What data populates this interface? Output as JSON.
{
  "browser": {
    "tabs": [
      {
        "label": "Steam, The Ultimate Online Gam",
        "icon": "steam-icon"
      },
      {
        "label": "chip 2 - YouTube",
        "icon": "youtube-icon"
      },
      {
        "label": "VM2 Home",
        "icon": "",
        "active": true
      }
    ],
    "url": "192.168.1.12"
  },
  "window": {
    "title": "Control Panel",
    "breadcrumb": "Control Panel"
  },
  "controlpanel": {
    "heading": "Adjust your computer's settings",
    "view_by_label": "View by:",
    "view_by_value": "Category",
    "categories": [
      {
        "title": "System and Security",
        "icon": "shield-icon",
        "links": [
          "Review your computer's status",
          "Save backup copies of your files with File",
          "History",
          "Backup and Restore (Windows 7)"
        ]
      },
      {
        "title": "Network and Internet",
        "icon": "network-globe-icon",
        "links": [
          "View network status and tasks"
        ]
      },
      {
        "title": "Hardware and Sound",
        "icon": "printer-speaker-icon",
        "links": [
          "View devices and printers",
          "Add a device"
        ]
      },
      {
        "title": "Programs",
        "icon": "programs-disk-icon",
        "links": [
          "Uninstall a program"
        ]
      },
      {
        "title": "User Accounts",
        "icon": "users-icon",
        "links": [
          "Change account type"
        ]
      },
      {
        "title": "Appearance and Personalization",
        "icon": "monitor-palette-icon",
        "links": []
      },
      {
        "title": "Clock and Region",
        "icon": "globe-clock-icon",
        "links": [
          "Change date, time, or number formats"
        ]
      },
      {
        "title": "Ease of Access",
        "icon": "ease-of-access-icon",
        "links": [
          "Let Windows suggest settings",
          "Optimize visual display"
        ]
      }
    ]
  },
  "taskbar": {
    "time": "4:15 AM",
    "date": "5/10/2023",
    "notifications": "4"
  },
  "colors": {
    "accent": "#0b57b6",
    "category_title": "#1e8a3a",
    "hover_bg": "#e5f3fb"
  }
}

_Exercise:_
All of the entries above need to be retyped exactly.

_Answer box:_
What data populates this interface? Output as JSON.
{
  "browser": {
    "tabs": [
      {
        "label": "Steam, The Ultimate Online Gam",
        "icon": "steam-icon"
      },
      {
        "label": "chip 2 - YouTube",
        "icon": "youtube-icon"
      },
      {
        "label": "VM2 Home",
        "icon": "",
        "active": true
      }
    ],
    "url": "192.168.1.12"
  },
  "window": {
    "title": "Control Panel",
    "breadcrumb": "Control Panel"
  },
  "controlpanel": {
    "heading": "Adjust your computer's settings",
    "view_by_label": "View by:",
    "view_by_value": "Category",
    "categories": [
      {
        "title": "System and Security",
        "icon": "shield-icon",
        "links": [
          "Review your computer's status",
          "Save backup copies of your files with File",
          "History",
          "Backup and Restore (Windows 7)"
        ]
      },
      {
        "title": "Network and Internet",
        "icon": "network-globe-icon",
        "links": [
          "View network status and tasks"
        ]
      },
      {
        "title": "Hardware and Sound",
        "icon": "printer-speaker-icon",
        "links": [
          "View devices and printers",
          "Add a device"
        ]
      },
      {
        "title": "Programs",
        "icon": "programs-disk-icon",
        "links": [
          "Uninstall a program"
        ]
      },
      {
        "title": "User Accounts",
        "icon": "users-icon",
        "links": [
          "Change account type"
        ]
      },
      {
        "title": "Appearance and Personalization",
        "icon": "monitor-palette-icon",
        "links": []
      },
      {
        "title": "Clock and Region",
        "icon": "globe-clock-icon",
        "links": [
          "Change date, time, or number formats"
        ]
      },
      {
        "title": "Ease of Access",
        "icon": "ease-of-access-icon",
        "links": [
          "Let Windows suggest settings",
          "Optimize visual display"
        ]
      }
    ]
  },
  "taskbar": {
    "time": "4:15 AM",
    "date": "5/10/2023",
    "notifications": "4"
  },
  "colors": {
    "accent": "#0b57b6",
    "category_title": "#1e8a3a",
    "hover_bg": "#e5f3fb"
  }
}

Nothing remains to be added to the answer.